JBN.S: – What’s the next musical frontier for you?
BA: – I was recently asked to create a 64 channel piece of music for a local venue here in New York City so I’m currently exploring ways to create guitar sounds that are morphing across 64 channels of audio. I will be joined in this endeavor by Judy Silvano who uses the Eventide plug-ins to create effects with her voice. We will also be joined by Melissa Kassel a singer from the Boston area who will add in some additional tracks. Personally I will continue to develop my application of pitch class sets in this new piece but also in the compositions I write for mostly a guitar trio.
JBN.S: – What’s your current setup?
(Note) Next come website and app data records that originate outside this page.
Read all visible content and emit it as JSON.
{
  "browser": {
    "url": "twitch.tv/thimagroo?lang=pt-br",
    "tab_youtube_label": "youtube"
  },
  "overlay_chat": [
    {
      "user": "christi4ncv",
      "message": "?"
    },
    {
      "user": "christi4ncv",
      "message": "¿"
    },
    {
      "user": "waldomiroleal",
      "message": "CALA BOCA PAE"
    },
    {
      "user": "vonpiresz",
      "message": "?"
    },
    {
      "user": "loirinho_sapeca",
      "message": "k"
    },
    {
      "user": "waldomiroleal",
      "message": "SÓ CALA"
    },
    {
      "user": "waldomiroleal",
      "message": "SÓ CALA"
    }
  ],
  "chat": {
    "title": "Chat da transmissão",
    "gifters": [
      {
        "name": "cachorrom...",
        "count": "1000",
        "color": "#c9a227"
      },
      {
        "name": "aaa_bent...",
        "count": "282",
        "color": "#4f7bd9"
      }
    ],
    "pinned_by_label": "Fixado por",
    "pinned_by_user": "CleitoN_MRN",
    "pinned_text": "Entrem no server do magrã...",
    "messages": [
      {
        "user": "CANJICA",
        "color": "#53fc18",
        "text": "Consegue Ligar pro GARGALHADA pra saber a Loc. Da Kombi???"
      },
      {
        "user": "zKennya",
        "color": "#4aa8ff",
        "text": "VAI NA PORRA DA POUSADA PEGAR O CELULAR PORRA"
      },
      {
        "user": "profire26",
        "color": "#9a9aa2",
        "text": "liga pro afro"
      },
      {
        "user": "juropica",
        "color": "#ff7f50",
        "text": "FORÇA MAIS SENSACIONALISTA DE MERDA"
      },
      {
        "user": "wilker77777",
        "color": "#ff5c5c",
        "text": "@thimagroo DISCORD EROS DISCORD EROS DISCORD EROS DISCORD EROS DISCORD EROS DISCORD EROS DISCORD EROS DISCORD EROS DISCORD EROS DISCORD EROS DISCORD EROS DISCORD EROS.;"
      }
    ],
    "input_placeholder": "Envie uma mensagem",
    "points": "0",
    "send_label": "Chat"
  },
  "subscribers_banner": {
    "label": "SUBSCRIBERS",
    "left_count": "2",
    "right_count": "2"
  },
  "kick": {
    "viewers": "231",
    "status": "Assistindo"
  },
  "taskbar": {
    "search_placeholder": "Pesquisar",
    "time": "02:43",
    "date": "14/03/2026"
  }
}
BA: – I currently use SuperCollider and a bunch of floor pedals made by the company “Jam Pedals.” All of this is routed into a 1957 fender deluxe. “Jam Pedals” makes some very intriguing products because they have “expression” control of various parameters. This lets me create a whole bunch of new sounds with a sonic clarity that I have only found with “Jam Pedals.” I also use SuperCollider which provides a wide palette of sounds; everything from to traditional to the most bizarre. I program all of these sounds myself so they are all original and unique. The 1957 Fender Deluxe gives me a nice warm sound so it’s really a combination of the very new and very old that I use in my setup. I top this off with many different “Music Man” Guitars which are a super high quality instrument that makes it a joy to play the guitar. I also use a Lehle audio splitter so I can send a dry direct sound to the Deluxe and have the other channel be the processed sound. This helps to maintain a great “tone” even when the guitar is highly processed.